How many lines in these entries contain the string "color"? Reply with the number alone.

■ **EXERCISE DATA**
↓↓↓
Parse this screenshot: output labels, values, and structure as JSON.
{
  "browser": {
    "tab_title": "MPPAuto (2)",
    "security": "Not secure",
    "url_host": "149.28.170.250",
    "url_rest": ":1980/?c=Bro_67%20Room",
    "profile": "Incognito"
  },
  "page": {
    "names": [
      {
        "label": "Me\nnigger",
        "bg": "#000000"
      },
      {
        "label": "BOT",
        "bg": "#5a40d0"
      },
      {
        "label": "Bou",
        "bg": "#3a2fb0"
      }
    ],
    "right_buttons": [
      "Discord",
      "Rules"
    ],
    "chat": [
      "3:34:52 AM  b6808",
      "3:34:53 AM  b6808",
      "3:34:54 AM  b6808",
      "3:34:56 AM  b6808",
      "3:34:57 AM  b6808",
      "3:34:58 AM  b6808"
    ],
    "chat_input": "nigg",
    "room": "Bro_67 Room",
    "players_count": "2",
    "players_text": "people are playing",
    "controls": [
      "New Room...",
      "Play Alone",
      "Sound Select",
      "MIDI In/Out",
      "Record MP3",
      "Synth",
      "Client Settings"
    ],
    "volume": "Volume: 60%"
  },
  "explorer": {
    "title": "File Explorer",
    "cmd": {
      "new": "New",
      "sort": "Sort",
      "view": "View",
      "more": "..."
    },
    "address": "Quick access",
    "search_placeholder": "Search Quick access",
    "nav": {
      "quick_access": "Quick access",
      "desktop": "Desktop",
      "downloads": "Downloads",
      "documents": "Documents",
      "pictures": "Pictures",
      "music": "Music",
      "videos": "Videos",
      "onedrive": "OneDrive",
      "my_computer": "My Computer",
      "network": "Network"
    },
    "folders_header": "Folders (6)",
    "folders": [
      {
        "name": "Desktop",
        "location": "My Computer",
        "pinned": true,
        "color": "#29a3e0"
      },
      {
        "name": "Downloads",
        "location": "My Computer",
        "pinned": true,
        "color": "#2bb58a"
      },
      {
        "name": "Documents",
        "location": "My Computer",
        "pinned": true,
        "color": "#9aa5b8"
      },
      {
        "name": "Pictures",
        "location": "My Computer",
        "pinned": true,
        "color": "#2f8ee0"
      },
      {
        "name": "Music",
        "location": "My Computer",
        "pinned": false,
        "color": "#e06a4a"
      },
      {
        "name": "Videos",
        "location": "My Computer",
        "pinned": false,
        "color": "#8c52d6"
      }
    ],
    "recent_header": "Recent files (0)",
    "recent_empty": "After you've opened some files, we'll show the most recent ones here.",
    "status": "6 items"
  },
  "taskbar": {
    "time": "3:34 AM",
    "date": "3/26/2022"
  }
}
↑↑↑
■ **RESULT OF THIS EXERCISE**
6